Dataset rows describing interfaces

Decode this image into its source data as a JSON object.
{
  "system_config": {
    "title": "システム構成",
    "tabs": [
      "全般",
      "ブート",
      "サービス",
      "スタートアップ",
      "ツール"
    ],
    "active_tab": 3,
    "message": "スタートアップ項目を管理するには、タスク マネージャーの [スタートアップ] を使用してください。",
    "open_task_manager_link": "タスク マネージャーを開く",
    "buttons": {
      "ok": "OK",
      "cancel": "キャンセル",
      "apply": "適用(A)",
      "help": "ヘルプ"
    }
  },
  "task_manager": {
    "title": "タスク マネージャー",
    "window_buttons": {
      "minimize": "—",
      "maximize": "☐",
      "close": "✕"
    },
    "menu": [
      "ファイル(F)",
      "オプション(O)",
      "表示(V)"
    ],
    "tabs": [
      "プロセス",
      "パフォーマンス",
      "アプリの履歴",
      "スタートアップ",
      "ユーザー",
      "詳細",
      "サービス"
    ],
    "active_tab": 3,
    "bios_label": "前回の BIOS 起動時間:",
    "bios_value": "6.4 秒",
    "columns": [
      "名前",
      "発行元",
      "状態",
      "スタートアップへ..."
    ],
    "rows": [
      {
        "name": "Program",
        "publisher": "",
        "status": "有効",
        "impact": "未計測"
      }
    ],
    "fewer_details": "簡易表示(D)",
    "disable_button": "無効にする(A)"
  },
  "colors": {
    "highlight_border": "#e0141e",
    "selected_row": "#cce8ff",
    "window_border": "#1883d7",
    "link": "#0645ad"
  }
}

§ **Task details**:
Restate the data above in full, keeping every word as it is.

§ **Finished task**:
Decode this image into its source data as a JSON object.
{
  "system_config": {
    "title": "システム構成",
    "tabs": [
      "全般",
      "ブート",
      "サービス",
      "スタートアップ",
      "ツール"
    ],
    "active_tab": 3,
    "message": "スタートアップ項目を管理するには、タスク マネージャーの [スタートアップ] を使用してください。",
    "open_task_manager_link": "タスク マネージャーを開く",
    "buttons": {
      "ok": "OK",
      "cancel": "キャンセル",
      "apply": "適用(A)",
      "help": "ヘルプ"
    }
  },
  "task_manager": {
    "title": "タスク マネージャー",
    "window_buttons": {
      "minimize": "—",
      "maximize": "☐",
      "close": "✕"
    },
    "menu": [
      "ファイル(F)",
      "オプション(O)",
      "表示(V)"
    ],
    "tabs": [
      "プロセス",
      "パフォーマンス",
      "アプリの履歴",
      "スタートアップ",
      "ユーザー",
      "詳細",
      "サービス"
    ],
    "active_tab": 3,
    "bios_label": "前回の BIOS 起動時間:",
    "bios_value": "6.4 秒",
    "columns": [
      "名前",
      "発行元",
      "状態",
      "スタートアップへ..."
    ],
    "rows": [
      {
        "name": "Program",
        "publisher": "",
        "status": "有効",
        "impact": "未計測"
      }
    ],
    "fewer_details": "簡易表示(D)",
    "disable_button": "無効にする(A)"
  },
  "colors": {
    "highlight_border": "#e0141e",
    "selected_row": "#cce8ff",
    "window_border": "#1883d7",
    "link": "#0645ad"
  }
}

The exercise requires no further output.